- Lodges/Hotels: There are no lodges inside the park.
- Outside the Park: Within 20 minutes of the park entrance there are a handful of lodging options, including inns, an RV park or two, and Singletree Campground. There are also gas and groceries available outside the park, however don’t expect anything as extensive as Springdale (Zion).
On Our Visit (Days 4 & 5)…
We camped at Singletree Campground. A nice campground, situated in the pines above 8,000 ft elevation. This was about a 20 minute drive to the park, but it was worth it to continue our outdoor experience, as opposed to staying at a motel or inn closer to the park. We enjoyed quiet evenings with excellent stargazing.
For hikes we decided to do the Petroglyph walk (this is very easy on a boardwalk with no elevation gain), which we considered a must-do. Seeing the art of people from long ago is such a special and rare experience, and it’s one you can easily just tack on to whatever else you have planned for your visit. We also hiked out to the Hickman Natural Bridge, which the kids loved. There are “hidey holes” everywhere in the sandstone… lots of places for kids to crawl into, under, and around to explore. We also hiked the Grand Wash (4 miles, mostly flat), which again was a hit with the kids due to lots of mud in all forms; dried, crunchy, sloppy, sticky, and always orange! We also spotted big horn sheep grazing while on this hike. We couldn’t pass up some fresh baked pies and cinnamon roles while we were there, so we stopped by the Gifford House to get our fix. Unfortunately this is all the time we had, Capitol Reef is a place I would have taken another day or two, to check out some more of the hiking and sight seeing opportunities.
Wrapping Up Our Trip
The end of the trip culminated with me running the Speedgoat 50k, while Sandra D and the kiddos explored the Snowbird area. We camped in Tanner Flat, which was a cool little campground nestled into the forest at the bottom of the Wasatch Range. The Speedgoat course is ridiculously tough as trail 50k courses go; If you’re a masochist, it’s highly recommended!
The many short hikes that can be found at all of the parks in Utah make it easy to get out and explore, and eliminate the need to have a hard itinerary to follow. Most of the hiking we did was relatively easy for our kids. To prepare them for all the walking, we simply hiked around local trails over the summer leading up to our trip. It’s not that kids should have a hard time hiking 5 miles, but to them if it isn’t familiar, it feels like a long time to be out walking around. Regular practice makes it feel like more of a norm for them, and of course it’s good exercise. Anyone who doesn’t have kiddos to keep occupied will find even more opportunity to delve into all the trails of the parks on a whim. Great adventures don’t have to be epic in size!
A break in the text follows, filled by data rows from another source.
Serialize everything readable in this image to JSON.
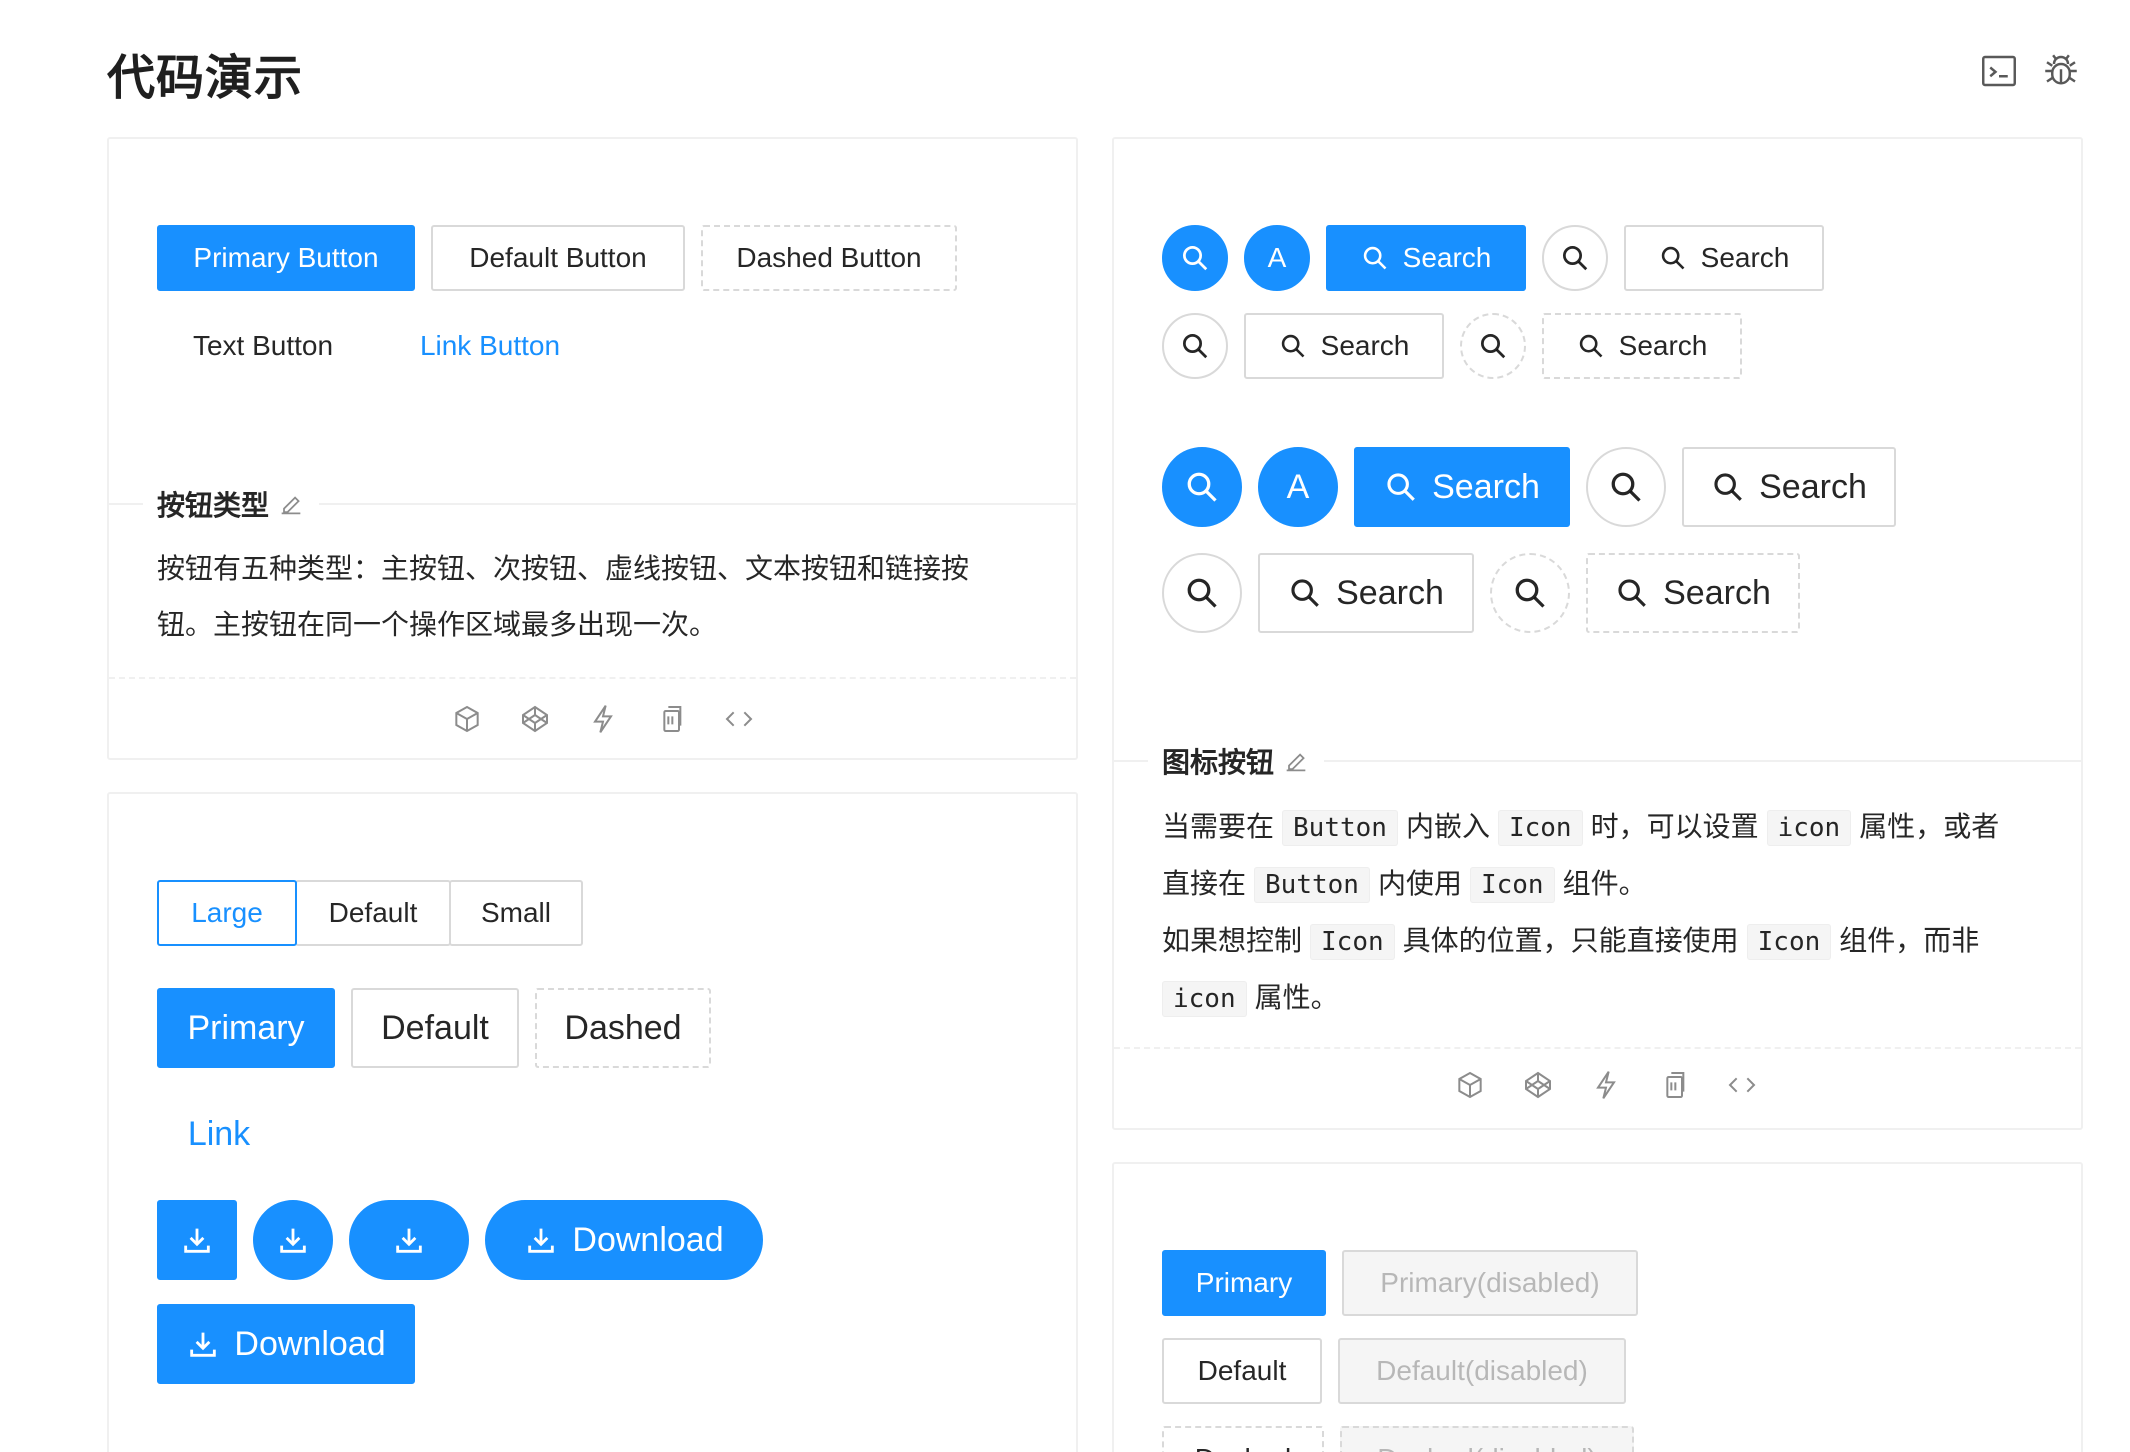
{
  "page": {
    "title": "代码演示"
  },
  "colors": {
    "primary": "#1890ff",
    "border": "#d9d9d9",
    "disabled_bg": "#f5f5f5",
    "text": "#262626"
  },
  "toolbar_icons": [
    "terminal-icon",
    "bug-icon"
  ],
  "button_types": {
    "buttons": {
      "primary": "Primary Button",
      "default": "Default Button",
      "dashed": "Dashed Button",
      "text": "Text Button",
      "link": "Link Button"
    },
    "meta": {
      "title": "按钮类型",
      "description": "按钮有五种类型：主按钮、次按钮、虚线按钮、文本按钮和链接按钮。主按钮在同一个操作区域最多出现一次。"
    }
  },
  "icon_buttons": {
    "circle_letter": "A",
    "search_label": "Search",
    "meta": {
      "title": "图标按钮",
      "line1": {
        "a": "当需要在",
        "code1": "Button",
        "b": "内嵌入",
        "code2": "Icon",
        "c": "时，可以设置",
        "code3": "icon",
        "d": "属性，或者"
      },
      "line2": {
        "a": "直接在",
        "code1": "Button",
        "b": "内使用",
        "code2": "Icon",
        "c": "组件。"
      },
      "line3": {
        "a": "如果想控制",
        "code1": "Icon",
        "b": "具体的位置，只能直接使用",
        "code2": "Icon",
        "c": "组件，而非"
      },
      "line4": {
        "code1": "icon",
        "a": "属性。"
      }
    }
  },
  "button_size": {
    "radio": [
      "Large",
      "Default",
      "Small"
    ],
    "selected_size": "Large",
    "buttons": {
      "primary": "Primary",
      "default": "Default",
      "dashed": "Dashed",
      "link": "Link",
      "download": "Download"
    }
  },
  "disabled_demo": {
    "primary": "Primary",
    "primary_disabled": "Primary(disabled)",
    "default": "Default",
    "default_disabled": "Default(disabled)",
    "dashed": "Dashed",
    "dashed_disabled": "Dashed(disabled)"
  },
  "action_icons": [
    "codesandbox-icon",
    "codepen-icon",
    "thunderbolt-icon",
    "copy-icon",
    "code-icon"
  ]
}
Sandra and I both agreed, that if we could have stretched this trip out for another week it would have been worth it to visit Arches and Escalante, as well as spend another day in Zion, and another day in Capitol Reef. We also passed through so many cool small towns in Utah and noted that it would be so easy to do this entire road trip without ever needed to camp out, but you know, we like to enjoy the fresh air, the stars, and watching the kids explore all the new areas to satisfy their curiosity. Good family time for sure.
So, Southern Utah for the win! It was fantastic and I’m sure we’ll be back! [hili]